       belong to?  How do you interpret  op(a)  compared with
       op(bvar(x),b)  safely when you cannot know the signature?

       The practical solution is to always assume the 'combi' signature.
       This means that apply(product,a) is interpreted the same as
       apply(plus,a), and that  apply(plus,bvar(x),f)  is interpreted the
       same as apply(product,bvar(x),f), etc.

       This means that the indefinite integration and differentiation
       operators are the only ones that violate this pattern; user-
       defined operators of this sort should always be used with a
       possibly empty domainofapplication qualifier when they want to
       express application to a function (as in 'prime'):  the completely
       qualifier-free use of my_diff_op as in apply(my_diff_op,f) does
       *not* encode  f^\myprime.  Instead, I would have to use
       apply(my_diff_op,domainofapplication(),f) to get the desired
       meaning, unless one is certain that one never would want to
       use it with a bvar qualifier.  (Note that it is not necessary
       to change the signatures of the existing MathML operators, because
       for these, the signatures do exist.)

       This also means that the quantifiers, and the product and sum
       operators *do* have a reasonable meaning when used without any
       qualifiers, and can be assigned the appropriate signature copied
       from the appropriate logical connectives or from times and plus,

       Conversely, it means that all n-ary operators have a reasonable
       meaning when used with these qualifiers, and their signatures
       in appendix C should reflect that fact.

       Last not least, it means that apply can be given a general
       signature, too:

         apply:   ((any*->any), any*)                       -> any
                  (((any->any)->any),dom-of-app,(any->any)) -> any
                  (((any->any)->any),bvar,any)              -> any
                  (((any->any)->any),bvar,dom-of-app,any)   -> any
                  (((any->any)->any),bvar,condition,any)    -> any


          dom-of-app:: domainofapplication|uplimit|lowlimit

        (leaving out the questionable interval qualifier).
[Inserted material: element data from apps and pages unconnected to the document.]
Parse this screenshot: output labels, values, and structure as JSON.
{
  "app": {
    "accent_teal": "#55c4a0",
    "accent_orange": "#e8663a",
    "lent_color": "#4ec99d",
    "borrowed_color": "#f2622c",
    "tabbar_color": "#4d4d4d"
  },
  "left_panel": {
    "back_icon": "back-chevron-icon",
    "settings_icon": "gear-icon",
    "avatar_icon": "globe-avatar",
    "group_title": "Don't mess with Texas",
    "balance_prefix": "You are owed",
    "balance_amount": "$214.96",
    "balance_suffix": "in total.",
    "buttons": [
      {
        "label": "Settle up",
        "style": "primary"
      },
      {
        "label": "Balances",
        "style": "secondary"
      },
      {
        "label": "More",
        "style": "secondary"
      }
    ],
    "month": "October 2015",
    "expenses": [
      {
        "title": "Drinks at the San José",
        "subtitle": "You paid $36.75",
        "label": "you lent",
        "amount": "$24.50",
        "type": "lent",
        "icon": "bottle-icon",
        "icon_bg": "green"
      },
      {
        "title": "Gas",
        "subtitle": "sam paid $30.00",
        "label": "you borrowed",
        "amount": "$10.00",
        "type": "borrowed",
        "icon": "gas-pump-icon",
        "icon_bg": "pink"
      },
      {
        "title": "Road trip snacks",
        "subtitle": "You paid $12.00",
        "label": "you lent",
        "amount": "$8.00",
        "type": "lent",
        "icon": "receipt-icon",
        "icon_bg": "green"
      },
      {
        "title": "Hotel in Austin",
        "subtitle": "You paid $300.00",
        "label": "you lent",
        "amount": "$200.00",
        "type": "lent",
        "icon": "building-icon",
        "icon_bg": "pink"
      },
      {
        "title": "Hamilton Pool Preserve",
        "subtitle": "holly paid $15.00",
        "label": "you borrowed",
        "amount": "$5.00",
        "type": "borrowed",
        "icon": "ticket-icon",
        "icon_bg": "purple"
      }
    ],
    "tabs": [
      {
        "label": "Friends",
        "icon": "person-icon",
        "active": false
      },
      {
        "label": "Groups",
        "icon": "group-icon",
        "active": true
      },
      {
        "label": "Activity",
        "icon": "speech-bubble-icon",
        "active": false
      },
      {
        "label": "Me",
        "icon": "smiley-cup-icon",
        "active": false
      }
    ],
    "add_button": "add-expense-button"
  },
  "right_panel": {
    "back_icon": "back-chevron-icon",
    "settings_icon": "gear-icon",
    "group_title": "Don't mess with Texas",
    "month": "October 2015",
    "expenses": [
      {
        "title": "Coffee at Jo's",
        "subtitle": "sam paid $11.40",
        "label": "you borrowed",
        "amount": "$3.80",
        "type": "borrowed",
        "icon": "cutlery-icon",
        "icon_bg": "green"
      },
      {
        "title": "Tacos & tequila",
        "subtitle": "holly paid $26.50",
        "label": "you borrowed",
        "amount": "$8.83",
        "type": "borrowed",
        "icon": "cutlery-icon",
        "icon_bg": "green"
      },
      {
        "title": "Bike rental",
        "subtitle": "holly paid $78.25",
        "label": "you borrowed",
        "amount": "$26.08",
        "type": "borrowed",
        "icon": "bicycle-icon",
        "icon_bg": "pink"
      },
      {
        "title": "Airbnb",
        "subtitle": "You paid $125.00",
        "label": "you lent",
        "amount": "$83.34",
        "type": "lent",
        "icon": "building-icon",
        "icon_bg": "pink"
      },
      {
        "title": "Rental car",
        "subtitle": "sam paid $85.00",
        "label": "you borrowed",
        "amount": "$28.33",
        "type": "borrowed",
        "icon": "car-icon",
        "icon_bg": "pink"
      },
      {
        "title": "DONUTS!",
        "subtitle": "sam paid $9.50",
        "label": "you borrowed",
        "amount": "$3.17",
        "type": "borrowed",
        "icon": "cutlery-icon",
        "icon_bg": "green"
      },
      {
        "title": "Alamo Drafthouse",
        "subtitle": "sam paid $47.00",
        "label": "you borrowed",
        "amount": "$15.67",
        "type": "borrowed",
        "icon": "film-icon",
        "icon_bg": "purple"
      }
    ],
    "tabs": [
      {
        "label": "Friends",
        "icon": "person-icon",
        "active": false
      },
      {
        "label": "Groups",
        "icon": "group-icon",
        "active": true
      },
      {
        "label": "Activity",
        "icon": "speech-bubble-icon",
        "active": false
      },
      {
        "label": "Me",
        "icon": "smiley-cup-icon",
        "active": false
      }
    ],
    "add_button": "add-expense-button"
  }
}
        Still, it might be useful to provide a type attribute
        in MathML to signal that a csymbol is meant to follow the
        pattern of the int and diff operators rather that of the
        max and min operators, just to be on the safe side.

Received on Tuesday, 13 May 2003 13:11:40 UTC